AUGUSTA, Maine — State officials think they can maximize the value of Maine’s wholesale liquor distribution business over the next 10 years, directing a greater portion of the profits to state coffers to help it pay off debt owed to hospitals and fund other priorities.
In the short term, however, the change in approach to renewing Maine’s liquor contract expands the budget hole lawmakers must fill before June 30 by $20 million.
Lawmakers this week are starting to tackle Gov. Paul LePage’s proposal for filling a $112 million gap in the current year’s budget. While cost overruns in the state’s Medicaid program are responsible for the bulk of the budget hole, a change in law proposed in the supplemental budget package accounts for $20 million of the total.
That’s because the Legislature in 2011 balanced the current two-year budget in part by including a provision that required the state negotiate a new liquor contract by June 20 of this year. The budget provision required a $20 million upfront payment to the state from the vendor awarded the new contract, in order to balance the budget. It also directed the state’s share of ongoing liquor profits to transportation and drinking water programs, state reserves and the general budget fund.
Now, the LePage administration is pursuing a different path as it looks to renegotiate its wholesale liquor distribution contract; the current contract expires June 30, 2014. The governor earlier this month laid out a plan to repay $186 million in debt the state owes its hospitals by issuing a revenue bond this year and paying it down with future profits from a renegotiated liquor contract. The $186 million in state money will trigger a $298 million match from the federal government to cover the $484 million in total debt.
LePage’s plan will soon come before Maine lawmakers in bill form. Sen. Patrick Flood of Winthrop, a Republican who wrote the 2011 budget provision that directs liquor profits to water treatment infrastructure and highways, will sponsor the governor’s proposal.
“I certainly wanted the $20 million to balance the budget” two years ago, Flood said Thursday. “If the executive branch wants to do something even wiser going forward, I would not be jealously guarding the language I put in two years ago because I’m open to better ideas.”
LePage’s bill hasn’t been printed yet, but it will propose using future liquor profits to pay down a bond the state will take out to reduce its hospital debt, then allocate the remaining funds to the same programs Flood advocated two years ago, Michael Cianchette, LePage’s chief legal counsel, said Thursday.
Maine is one of 17 states that control the distribution of hard liquor within their borders. The state leased that business to Maine Beverage Co. in 2004 for 10 years in exchange for a $125 million upfront payment and an annual cut of profits. That annual cut was $8.6 million in 2012, said Gerry Reid, director of Maine’s Bureau of Alcoholic Beverages and Lottery Operations.
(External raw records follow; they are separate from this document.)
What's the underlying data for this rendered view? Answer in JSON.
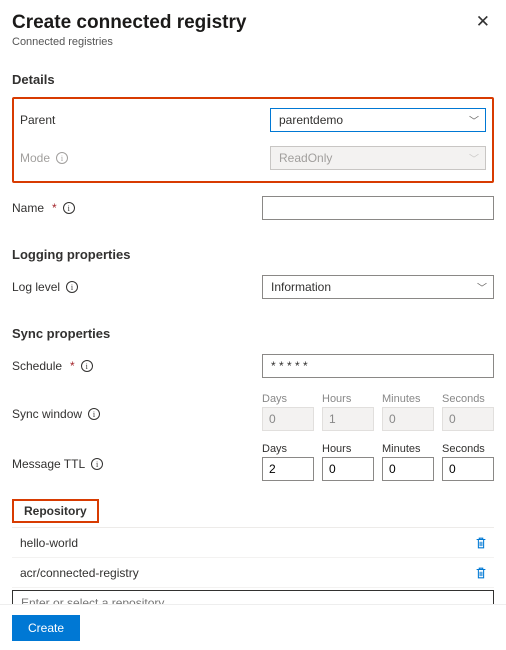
{
  "header": {
    "title": "Create connected registry",
    "subtitle": "Connected registries"
  },
  "sections": {
    "details": "Details",
    "logging": "Logging properties",
    "sync": "Sync properties",
    "repository_tab": "Repository"
  },
  "labels": {
    "parent": "Parent",
    "mode": "Mode",
    "name": "Name",
    "log_level": "Log level",
    "schedule": "Schedule",
    "sync_window": "Sync window",
    "message_ttl": "Message TTL",
    "days": "Days",
    "hours": "Hours",
    "minutes": "Minutes",
    "seconds": "Seconds"
  },
  "values": {
    "parent": "parentdemo",
    "mode": "ReadOnly",
    "name": "",
    "log_level": "Information",
    "schedule": "* * * * *",
    "sync_window": {
      "days": "0",
      "hours": "1",
      "minutes": "0",
      "seconds": "0"
    },
    "message_ttl": {
      "days": "2",
      "hours": "0",
      "minutes": "0",
      "seconds": "0"
    }
  },
  "repositories": [
    {
      "name": "hello-world"
    },
    {
      "name": "acr/connected-registry"
    }
  ],
  "repo_placeholder": "Enter or select a repository",
  "footer": {
    "create": "Create"
  }
}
If the state, rather than Maine Beverage Co., operated the liquor business in 2012 under current retail liquor prices, it would have taken in $45.9 million in profits, Reid said Thursday.
“What we’re changing is the financial arrangement so the state gets more value rather than the vendor,” Reid said.
Under a more favorable contract arrangement, the state could take in more than $30 million profit annually, according to Reid. That’s after the state pursues plans to lower some retail prices and allow liquor retailers higher profit margins in an effort to grow Maine’s spirits business.
Those lower retail prices, according to Reid, would help Maine recoup a portion of the $30 million in spirits sales the state loses annually to neighboring New Hampshire, where retail prices are generally $2- to $7-a-bottle cheaper than in Maine. The $30 million in sales amount to $11.6 million in lost profits.
If lawmakers agree to the law change the LePage administration is counting on to make the new liquor deal work, Reid said the state would issue a request for bids for a new wholesale liquor distributor later this year.
LePage on Wednesday rejected an offer from Maine Beverage Co. to help the state repay its hospital debt while guaranteeing the state at least $32 million in annual revenue in exchange for continuing to operate the business for another 10 years.
“There’s more money in this business than that,” Reid said.
Maine Beverage Co. CEO Dean Williams said Thursday in a written statement he was “disappointed” LePage rejected his company’s offer without discussing it. But, he said, “We are committed to following through on the process and hope to find a way to continue our partnership with the state.”
In the Legislature, it will be an added challenge to fill a budget hole that’s $20 million larger, said Sen. Dawn Hill, D-York, who chairs the budget-writing Appropriations Committee. But lawmakers agreed to that arrangement before the LePage administration started pursuing a different liquor distribution deal, she said Thursday.
“I just want to know it’s going to be an open, transparent process, and whatever choices are made, it’s going to be the best deal for the people of Maine,” Hill said.